Woolf would spend her summers writing in her shed, Dahl's den was adorned with a climbing rose and Shaw filled his with a bed and telephone, and sat atop a turntable so he could follow the sun.

But while writers are well known for their chic sheds, for most people, a shed is often an unkempt home for the lawnmower, strimmer and unwanted plant pots.

At a basic level, a garden shed simply adds storage space to a property but with a bit of imagination, it can become a miniature home from home – and the perfect place to entertain guests during the balmy summer months.

Here, Tracey Hartwell, head of sales at Shedstore.co.uk, offers some advice to those thinking of sprucing up their shed.

Do I need planning permission?

Even to use a shed as more than just a storage cupboard, planning permission is not needed, provided that it's for domestic use, it's not more than three metres tall for a flat roofed shed, or four metres for a ridged roof and it doesn't cover more than half the garden. There are additional rules for those living in World Heritage Sites, National Parks or areas of outstanding natural beauty.

How can I power it?

Those up for digging a trench in their garden can run electrical wires underground from the main house to equip their shed with mains power. If you just want basic lighting, for example, the job is more straightforward than if you're planning to use a desktop computer, a lawnmover, or an electric stove that will require RCD protection for your safety.

Electric convection heaters are a popular way to provide heat as they can be controlled with a 24-hour timer and a thermostat, and are relatively cheap to install, either mounted on a wall or free standing.

Alternatively, solar powered products can store excess power, from basic lighting kits to more sophisticated solar power stations of varying capacity.

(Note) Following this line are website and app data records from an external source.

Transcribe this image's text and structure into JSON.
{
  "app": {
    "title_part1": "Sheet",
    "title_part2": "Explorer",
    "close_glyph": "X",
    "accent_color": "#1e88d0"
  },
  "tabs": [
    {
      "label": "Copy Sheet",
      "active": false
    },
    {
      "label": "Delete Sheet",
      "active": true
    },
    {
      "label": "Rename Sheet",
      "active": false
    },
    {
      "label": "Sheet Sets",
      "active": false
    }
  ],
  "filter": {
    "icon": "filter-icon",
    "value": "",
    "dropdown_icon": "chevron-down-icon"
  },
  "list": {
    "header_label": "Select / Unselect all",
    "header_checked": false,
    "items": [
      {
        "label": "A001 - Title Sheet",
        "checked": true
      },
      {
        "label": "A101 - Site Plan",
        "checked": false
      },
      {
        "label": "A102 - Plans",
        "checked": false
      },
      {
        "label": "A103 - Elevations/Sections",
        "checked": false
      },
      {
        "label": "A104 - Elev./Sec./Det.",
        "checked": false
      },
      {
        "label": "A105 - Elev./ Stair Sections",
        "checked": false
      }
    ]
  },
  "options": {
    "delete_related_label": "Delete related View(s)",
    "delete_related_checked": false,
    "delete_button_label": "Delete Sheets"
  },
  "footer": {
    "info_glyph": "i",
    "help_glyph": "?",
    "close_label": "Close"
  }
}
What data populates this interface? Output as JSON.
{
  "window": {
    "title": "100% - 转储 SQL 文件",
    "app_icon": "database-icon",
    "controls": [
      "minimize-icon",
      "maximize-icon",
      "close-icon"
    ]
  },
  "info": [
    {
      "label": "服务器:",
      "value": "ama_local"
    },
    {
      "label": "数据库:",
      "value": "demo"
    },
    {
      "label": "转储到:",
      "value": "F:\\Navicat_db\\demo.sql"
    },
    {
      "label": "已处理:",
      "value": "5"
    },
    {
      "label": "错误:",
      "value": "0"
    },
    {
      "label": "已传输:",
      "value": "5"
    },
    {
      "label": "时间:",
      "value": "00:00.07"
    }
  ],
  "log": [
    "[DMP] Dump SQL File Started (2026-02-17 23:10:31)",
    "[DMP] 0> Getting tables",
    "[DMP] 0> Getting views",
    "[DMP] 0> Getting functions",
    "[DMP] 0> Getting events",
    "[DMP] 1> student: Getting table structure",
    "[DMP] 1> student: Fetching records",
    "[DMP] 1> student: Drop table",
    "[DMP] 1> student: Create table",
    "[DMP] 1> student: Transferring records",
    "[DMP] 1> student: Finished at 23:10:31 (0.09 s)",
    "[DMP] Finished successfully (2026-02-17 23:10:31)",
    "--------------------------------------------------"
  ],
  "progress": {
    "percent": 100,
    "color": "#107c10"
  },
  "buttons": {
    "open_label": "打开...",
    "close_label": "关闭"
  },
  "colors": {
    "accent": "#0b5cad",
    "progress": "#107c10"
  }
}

These are DIY self-install product saving time, and the need to dig a ditch.

Will my designed shed add value to a property?

If you do add a shed to your garden, do it for your own enjoyment, not to add value to your home.

A buyer may see a luxurious, high spec log cabin or summer house as additional floor space, so it's conceivable that an asking price may factor this in, but it's certainly not going to add huge sums.

That said, a beautiful, cared-for shed is certainly not going to put many buyers off and, it could conceivably help sway someone torn between two properties.